- Exercise prompt -
Each entry must be printed again without a single change.

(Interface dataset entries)
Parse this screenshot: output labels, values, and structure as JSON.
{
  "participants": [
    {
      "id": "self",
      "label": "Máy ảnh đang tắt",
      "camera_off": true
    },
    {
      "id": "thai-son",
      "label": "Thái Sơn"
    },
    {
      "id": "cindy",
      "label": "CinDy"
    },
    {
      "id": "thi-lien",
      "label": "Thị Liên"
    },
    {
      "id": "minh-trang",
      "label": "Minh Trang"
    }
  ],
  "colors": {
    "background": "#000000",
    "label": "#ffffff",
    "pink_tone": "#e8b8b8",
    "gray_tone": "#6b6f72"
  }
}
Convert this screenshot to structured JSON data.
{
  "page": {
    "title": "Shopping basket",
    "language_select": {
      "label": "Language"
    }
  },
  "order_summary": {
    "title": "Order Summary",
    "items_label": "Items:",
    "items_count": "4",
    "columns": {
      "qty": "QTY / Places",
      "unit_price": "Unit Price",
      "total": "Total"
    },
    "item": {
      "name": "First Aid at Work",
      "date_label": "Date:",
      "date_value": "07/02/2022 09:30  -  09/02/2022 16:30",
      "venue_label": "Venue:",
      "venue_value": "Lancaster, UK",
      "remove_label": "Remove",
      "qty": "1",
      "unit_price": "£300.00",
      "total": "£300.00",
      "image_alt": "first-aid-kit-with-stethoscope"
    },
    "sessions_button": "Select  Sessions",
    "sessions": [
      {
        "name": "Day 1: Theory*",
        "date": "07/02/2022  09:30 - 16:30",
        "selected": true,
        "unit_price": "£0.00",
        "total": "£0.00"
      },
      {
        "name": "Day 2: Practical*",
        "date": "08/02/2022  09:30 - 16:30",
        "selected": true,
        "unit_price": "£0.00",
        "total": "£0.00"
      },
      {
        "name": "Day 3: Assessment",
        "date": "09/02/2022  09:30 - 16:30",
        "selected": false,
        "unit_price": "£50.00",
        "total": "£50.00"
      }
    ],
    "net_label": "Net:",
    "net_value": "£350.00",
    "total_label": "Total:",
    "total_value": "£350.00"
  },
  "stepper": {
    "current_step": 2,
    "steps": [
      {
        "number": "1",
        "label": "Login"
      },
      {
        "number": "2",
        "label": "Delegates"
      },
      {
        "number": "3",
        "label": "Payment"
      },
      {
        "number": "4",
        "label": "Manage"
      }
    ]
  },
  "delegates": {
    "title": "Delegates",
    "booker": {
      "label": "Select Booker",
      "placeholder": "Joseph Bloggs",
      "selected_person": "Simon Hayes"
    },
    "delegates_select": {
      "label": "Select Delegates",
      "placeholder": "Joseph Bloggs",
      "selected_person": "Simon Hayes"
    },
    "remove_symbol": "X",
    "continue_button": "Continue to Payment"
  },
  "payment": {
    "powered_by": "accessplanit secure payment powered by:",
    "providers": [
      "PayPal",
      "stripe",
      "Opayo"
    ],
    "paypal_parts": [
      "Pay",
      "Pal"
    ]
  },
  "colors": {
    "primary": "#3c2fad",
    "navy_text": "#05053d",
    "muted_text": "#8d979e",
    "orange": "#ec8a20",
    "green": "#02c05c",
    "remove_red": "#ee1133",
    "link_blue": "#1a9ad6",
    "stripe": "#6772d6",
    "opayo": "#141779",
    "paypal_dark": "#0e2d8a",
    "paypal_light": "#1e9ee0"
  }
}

- Exercise result -
Parse this screenshot: output labels, values, and structure as JSON.
{
  "participants": [
    {
      "id": "self",
      "label": "Máy ảnh đang tắt",
      "camera_off": true
    },
    {
      "id": "thai-son",
      "label": "Thái Sơn"
    },
    {
      "id": "cindy",
      "label": "CinDy"
    },
    {
      "id": "thi-lien",
      "label": "Thị Liên"
    },
    {
      "id": "minh-trang",
      "label": "Minh Trang"
    }
  ],
  "colors": {
    "background": "#000000",
    "label": "#ffffff",
    "pink_tone": "#e8b8b8",
    "gray_tone": "#6b6f72"
  }
}
Convert this screenshot to structured JSON data.
{
  "page": {
    "title": "Shopping basket",
    "language_select": {
      "label": "Language"
    }
  },
  "order_summary": {
    "title": "Order Summary",
    "items_label": "Items:",
    "items_count": "4",
    "columns": {
      "qty": "QTY / Places",
      "unit_price": "Unit Price",
      "total": "Total"
    },
    "item": {
      "name": "First Aid at Work",
      "date_label": "Date:",
      "date_value": "07/02/2022 09:30  -  09/02/2022 16:30",
      "venue_label": "Venue:",
      "venue_value": "Lancaster, UK",
      "remove_label": "Remove",
      "qty": "1",
      "unit_price": "£300.00",
      "total": "£300.00",
      "image_alt": "first-aid-kit-with-stethoscope"
    },
    "sessions_button": "Select  Sessions",
    "sessions": [
      {
        "name": "Day 1: Theory*",
        "date": "07/02/2022  09:30 - 16:30",
        "selected": true,
        "unit_price": "£0.00",
        "total": "£0.00"
      },
      {
        "name": "Day 2: Practical*",
        "date": "08/02/2022  09:30 - 16:30",
        "selected": true,
        "unit_price": "£0.00",
        "total": "£0.00"
      },
      {
        "name": "Day 3: Assessment",
        "date": "09/02/2022  09:30 - 16:30",
        "selected": false,
        "unit_price": "£50.00",
        "total": "£50.00"
      }
    ],
    "net_label": "Net:",
    "net_value": "£350.00",
    "total_label": "Total:",
    "total_value": "£350.00"
  },
  "stepper": {
    "current_step": 2,
    "steps": [
      {
        "number": "1",
        "label": "Login"
      },
      {
        "number": "2",
        "label": "Delegates"
      },
      {
        "number": "3",
        "label": "Payment"
      },
      {
        "number": "4",
        "label": "Manage"
      }
    ]
  },
  "delegates": {
    "title": "Delegates",
    "booker": {
      "label": "Select Booker",
      "placeholder": "Joseph Bloggs",
      "selected_person": "Simon Hayes"
    },
    "delegates_select": {
      "label": "Select Delegates",
      "placeholder": "Joseph Bloggs",
      "selected_person": "Simon Hayes"
    },
    "remove_symbol": "X",
    "continue_button": "Continue to Payment"
  },
  "payment": {
    "powered_by": "accessplanit secure payment powered by:",
    "providers": [
      "PayPal",
      "stripe",
      "Opayo"
    ],
    "paypal_parts": [
      "Pay",
      "Pal"
    ]
  },
  "colors": {
    "primary": "#3c2fad",
    "navy_text": "#05053d",
    "muted_text": "#8d979e",
    "orange": "#ec8a20",
    "green": "#02c05c",
    "remove_red": "#ee1133",
    "link_blue": "#1a9ad6",
    "stripe": "#6772d6",
    "opayo": "#141779",
    "paypal_dark": "#0e2d8a",
    "paypal_light": "#1e9ee0"
  }
}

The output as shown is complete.